UPDATE 1-Hungary central bank slows pace of easing, cuts rates by 20 bps
* Cbank cuts base rate by 20 bps to 3.8 pct
* Low inflation, weak growth still allow further cuts
* But Fed concerns, FX mortgage plan weigh on market sentiment
* Investors eye central bank's statement due at 1300 GMT
BUDAPEST, Aug 27 (Reuters) - Hungary's central bank slowed the pace of monetary easing slightly on Tuesday, cutting interest rates by 20 basis points, as markets have turned volatile on concerns about reduced inflows to emerging markets.
While Hungary and its central European peers have held up well during a recent selloff in emerging market assets they are still vulnerable to capital withdrawals once the U.S. Federal Reserve starts to scale back its stimulus programme.

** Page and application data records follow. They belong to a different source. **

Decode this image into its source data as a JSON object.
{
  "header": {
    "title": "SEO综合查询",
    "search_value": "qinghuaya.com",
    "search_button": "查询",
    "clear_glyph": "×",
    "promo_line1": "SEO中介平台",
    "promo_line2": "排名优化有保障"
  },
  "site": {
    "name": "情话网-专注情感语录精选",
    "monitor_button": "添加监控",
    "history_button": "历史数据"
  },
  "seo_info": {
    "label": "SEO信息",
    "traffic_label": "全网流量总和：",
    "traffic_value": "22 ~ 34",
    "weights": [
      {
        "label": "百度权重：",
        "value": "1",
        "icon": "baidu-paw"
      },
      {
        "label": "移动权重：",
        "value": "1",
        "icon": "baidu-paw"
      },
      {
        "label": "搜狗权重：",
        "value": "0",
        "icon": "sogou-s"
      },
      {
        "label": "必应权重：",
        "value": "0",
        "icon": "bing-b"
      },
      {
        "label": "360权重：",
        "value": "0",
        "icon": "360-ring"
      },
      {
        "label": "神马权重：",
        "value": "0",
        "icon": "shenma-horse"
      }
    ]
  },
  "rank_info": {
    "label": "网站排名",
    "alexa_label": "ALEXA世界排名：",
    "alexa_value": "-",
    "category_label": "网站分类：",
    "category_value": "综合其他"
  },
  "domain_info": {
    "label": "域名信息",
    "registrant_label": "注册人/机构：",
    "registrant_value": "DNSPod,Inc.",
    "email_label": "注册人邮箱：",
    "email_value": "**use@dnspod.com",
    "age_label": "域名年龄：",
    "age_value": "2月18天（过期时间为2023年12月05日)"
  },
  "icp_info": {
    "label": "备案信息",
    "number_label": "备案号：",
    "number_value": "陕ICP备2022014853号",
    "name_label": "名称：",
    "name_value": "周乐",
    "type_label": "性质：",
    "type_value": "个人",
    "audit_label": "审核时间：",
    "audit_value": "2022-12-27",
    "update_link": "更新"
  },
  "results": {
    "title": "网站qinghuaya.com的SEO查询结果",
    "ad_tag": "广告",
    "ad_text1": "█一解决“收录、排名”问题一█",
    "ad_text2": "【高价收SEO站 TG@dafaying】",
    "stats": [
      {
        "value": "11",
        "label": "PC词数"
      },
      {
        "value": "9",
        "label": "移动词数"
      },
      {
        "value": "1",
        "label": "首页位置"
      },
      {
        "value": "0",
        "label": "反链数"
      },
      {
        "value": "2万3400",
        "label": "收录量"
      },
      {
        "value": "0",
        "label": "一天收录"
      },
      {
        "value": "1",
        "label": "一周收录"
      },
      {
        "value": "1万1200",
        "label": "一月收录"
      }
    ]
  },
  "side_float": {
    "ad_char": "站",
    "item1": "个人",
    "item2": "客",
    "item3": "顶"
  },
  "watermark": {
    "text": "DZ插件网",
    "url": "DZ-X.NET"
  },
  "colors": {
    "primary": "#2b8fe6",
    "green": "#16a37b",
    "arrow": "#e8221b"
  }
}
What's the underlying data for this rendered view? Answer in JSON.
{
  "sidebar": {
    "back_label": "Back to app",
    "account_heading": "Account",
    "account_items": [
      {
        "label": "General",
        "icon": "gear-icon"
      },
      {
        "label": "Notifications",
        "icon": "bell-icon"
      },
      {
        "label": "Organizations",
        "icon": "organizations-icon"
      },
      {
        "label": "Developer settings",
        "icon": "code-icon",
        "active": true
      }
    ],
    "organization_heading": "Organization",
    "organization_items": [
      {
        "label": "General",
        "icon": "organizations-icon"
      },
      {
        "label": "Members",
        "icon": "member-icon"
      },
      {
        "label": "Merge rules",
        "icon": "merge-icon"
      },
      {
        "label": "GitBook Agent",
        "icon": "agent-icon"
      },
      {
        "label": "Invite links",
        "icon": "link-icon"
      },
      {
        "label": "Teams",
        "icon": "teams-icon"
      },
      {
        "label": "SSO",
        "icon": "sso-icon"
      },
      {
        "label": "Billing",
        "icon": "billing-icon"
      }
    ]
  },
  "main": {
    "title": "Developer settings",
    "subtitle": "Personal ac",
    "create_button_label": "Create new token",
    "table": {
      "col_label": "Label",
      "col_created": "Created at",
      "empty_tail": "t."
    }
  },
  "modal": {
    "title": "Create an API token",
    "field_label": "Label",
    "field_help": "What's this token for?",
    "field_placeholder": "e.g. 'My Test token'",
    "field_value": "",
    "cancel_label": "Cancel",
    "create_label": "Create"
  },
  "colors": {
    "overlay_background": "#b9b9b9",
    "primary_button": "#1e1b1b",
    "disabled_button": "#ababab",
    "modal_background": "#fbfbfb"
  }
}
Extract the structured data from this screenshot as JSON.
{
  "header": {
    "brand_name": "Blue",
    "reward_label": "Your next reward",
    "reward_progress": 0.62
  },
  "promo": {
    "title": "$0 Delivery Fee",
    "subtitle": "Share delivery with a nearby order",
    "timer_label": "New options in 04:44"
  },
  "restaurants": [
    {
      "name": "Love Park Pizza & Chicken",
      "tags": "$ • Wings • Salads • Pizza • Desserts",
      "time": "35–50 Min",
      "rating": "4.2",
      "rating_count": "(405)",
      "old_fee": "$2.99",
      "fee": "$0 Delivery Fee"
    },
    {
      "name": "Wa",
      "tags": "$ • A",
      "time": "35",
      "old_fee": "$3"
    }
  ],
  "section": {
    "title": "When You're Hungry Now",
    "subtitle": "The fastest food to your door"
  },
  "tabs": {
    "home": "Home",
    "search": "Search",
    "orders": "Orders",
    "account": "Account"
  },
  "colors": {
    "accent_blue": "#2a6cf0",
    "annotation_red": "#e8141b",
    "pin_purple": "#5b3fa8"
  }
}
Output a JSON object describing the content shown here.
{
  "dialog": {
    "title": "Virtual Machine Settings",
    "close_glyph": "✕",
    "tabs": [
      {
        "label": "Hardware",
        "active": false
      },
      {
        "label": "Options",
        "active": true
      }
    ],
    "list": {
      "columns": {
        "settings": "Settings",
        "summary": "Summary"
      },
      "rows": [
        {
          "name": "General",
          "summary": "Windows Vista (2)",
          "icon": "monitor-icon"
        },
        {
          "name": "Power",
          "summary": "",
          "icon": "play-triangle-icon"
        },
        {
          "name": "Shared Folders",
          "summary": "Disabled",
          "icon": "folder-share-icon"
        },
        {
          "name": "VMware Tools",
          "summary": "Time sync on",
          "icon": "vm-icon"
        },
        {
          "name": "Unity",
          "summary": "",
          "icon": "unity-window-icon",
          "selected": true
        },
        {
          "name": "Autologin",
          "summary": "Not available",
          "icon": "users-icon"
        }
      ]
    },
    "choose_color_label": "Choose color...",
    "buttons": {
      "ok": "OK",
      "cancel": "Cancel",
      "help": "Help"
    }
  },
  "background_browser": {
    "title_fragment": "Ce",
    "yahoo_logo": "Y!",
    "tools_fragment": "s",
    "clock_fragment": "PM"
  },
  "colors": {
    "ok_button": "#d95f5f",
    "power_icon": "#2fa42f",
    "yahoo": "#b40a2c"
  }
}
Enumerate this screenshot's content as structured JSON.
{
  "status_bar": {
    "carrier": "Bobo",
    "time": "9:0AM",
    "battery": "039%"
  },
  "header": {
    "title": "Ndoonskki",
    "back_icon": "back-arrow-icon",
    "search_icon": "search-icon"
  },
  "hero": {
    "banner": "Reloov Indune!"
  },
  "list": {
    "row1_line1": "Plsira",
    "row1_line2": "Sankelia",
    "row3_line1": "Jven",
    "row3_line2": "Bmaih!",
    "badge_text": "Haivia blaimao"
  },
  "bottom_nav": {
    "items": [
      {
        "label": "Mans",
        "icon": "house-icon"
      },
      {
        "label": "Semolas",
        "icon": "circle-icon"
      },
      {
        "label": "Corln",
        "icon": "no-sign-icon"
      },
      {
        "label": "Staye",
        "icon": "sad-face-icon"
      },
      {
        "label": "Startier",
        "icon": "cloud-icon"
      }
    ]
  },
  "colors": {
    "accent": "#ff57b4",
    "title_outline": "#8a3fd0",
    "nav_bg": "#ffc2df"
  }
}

The National Bank of Hungary (NBH) cut its base rate to 3.8 percent, taking Hungarian borrowing costs to a new record low, after a series of 25 point reductions over the past year. Tuesday's rate cut was still bigger, however, than a Reuters poll forecast for a 10-point reduction.
"The fact that the central bank did slow the pace of the easing signals that they are aware of the uncertainty in the external market environment, reflected by a weaker forint and bond yields that won't decline," said David Nemeth at K&H Bank.
The forint eased to 301.60 to the euro at 1219 GMT, from 300.20 before the rate cut.
The bank under the leadership of former economy minister Gyorgy Matolcsy, a close ally of Prime Minister Viktor Orban, and packed with appointees of the ruling party on its Monetary Council, has been keen to cut interest rates to shore up the economy, which barely grew in the second quarter.
Orban's ruling Fidesz party faces elections next year and needs to show to voters that the economy is recovering from a recession last year.
While low inflation and a sluggish economic recovery warrant further easing, the bank warned after its last meeting in July that fragile conditions in financial markets could trigger "a change in the pace or extent of its rate cuts."
Hungarian rates are still higher than those of its neighbours: Poland cut rates to a record low of 2.5 percent in July while rates in the Czech Republic are virtually at zero.
Analysts expect Hungary's central bank to cut its benchmark rate further to 3.5 percent.
However, signals from the U.S. Federal Reserve that it could begin to reduce its monetary stimulus as soon as next month have hit other emerging markets hard and capital withdrawals could also complicate the task of Hungarian rate setters down the line.
Hungary's budget deficit is relatively low at an estimated 2.7 percent of GDP for this year and it runs a current account surplus, unlike emerging peers like India, Turkey and Indonesia which are struggling with high current account deficits.
The forint has eased more than 3 percent this year, but less than most emerging currencies.
A pickup in the euro zone economy has also supported central European assets as the currency bloc is central Europe's biggest trading partner.
Still, Hungary has a large external debt burden, and unorthodox government policies including sudden tax increases, which make its markets vulnerable to swings in investor sentiment.
Hungarian yields have tracked higher in past weeks, after hitting record lows earlier this year, and any sign that the central bank is ending rate cuts could drive them even higher.
Foreign investors hold some 5 trillion forints ($22 billion) in Hungary's domestic government bond market.
Investors are also closely eyeing talks between the government and commercial banks about a new relief scheme to help hundreds of thousands of foreign currency mortgage holders, after an earlier government measure and high taxes caused deep losses for the country's mostly foreign-owned banks.
Sentiment in markets turned sour on Tuesday as unease grew about the threat of a U.S.-led military strike against Syria.
(Editing by Susan Fenton)